BEGIN Dataset records

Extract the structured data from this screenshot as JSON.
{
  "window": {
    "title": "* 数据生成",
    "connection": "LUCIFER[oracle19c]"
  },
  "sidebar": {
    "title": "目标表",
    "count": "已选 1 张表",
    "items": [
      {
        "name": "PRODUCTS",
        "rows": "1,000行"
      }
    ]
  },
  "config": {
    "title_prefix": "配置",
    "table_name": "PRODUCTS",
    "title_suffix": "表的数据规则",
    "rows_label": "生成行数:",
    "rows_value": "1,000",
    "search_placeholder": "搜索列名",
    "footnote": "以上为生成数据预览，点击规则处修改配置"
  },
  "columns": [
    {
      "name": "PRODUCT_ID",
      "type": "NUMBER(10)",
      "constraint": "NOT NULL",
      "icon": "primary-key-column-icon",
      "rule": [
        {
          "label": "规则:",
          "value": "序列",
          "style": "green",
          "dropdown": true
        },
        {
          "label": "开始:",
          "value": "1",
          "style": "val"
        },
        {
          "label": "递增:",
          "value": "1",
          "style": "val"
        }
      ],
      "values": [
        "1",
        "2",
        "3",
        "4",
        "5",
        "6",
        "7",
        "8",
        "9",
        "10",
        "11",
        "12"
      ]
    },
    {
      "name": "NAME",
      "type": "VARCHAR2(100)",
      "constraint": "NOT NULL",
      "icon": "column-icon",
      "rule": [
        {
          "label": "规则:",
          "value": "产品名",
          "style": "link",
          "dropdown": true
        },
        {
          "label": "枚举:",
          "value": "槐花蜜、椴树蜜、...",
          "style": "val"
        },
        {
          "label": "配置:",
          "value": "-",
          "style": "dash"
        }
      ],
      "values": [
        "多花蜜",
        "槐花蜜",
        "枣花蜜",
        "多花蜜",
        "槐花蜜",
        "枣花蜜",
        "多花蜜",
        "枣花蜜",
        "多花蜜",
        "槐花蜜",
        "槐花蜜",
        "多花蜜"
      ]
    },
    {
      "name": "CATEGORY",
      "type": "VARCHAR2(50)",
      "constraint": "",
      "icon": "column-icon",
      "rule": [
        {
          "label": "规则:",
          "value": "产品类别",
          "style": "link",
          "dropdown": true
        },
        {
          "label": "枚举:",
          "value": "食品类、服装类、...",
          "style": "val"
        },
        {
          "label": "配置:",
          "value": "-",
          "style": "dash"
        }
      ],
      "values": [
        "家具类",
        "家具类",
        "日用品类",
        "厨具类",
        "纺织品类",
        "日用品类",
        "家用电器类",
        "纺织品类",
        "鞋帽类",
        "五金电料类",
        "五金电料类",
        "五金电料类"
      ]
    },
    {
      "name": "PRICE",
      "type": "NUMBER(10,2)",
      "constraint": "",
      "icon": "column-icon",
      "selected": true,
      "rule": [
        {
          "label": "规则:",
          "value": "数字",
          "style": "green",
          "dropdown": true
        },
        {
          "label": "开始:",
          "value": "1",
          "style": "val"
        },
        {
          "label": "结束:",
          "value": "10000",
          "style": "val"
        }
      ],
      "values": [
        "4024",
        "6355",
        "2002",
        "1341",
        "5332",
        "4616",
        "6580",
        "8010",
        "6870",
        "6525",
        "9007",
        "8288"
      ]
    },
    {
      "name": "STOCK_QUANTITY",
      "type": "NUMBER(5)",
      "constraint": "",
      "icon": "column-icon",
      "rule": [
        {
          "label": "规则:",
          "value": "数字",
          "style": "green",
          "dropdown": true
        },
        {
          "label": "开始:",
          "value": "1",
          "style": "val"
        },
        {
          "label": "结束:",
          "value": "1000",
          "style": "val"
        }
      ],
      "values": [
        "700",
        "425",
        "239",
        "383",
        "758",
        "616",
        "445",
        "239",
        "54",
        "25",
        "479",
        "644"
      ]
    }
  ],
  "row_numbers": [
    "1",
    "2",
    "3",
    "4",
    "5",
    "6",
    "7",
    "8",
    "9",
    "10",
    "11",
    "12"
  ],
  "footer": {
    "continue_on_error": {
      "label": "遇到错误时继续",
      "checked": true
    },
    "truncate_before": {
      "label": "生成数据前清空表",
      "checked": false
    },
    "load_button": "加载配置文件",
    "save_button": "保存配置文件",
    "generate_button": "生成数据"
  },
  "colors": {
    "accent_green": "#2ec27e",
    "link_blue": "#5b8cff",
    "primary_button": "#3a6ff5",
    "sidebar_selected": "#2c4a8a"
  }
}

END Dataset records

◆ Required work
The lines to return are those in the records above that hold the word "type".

◆ Solution for this problem
      "type": "NUMBER(10)",
      "type": "VARCHAR2(100)",
      "type": "VARCHAR2(50)",
      "type": "NUMBER(10,2)",
      "type": "NUMBER(5)",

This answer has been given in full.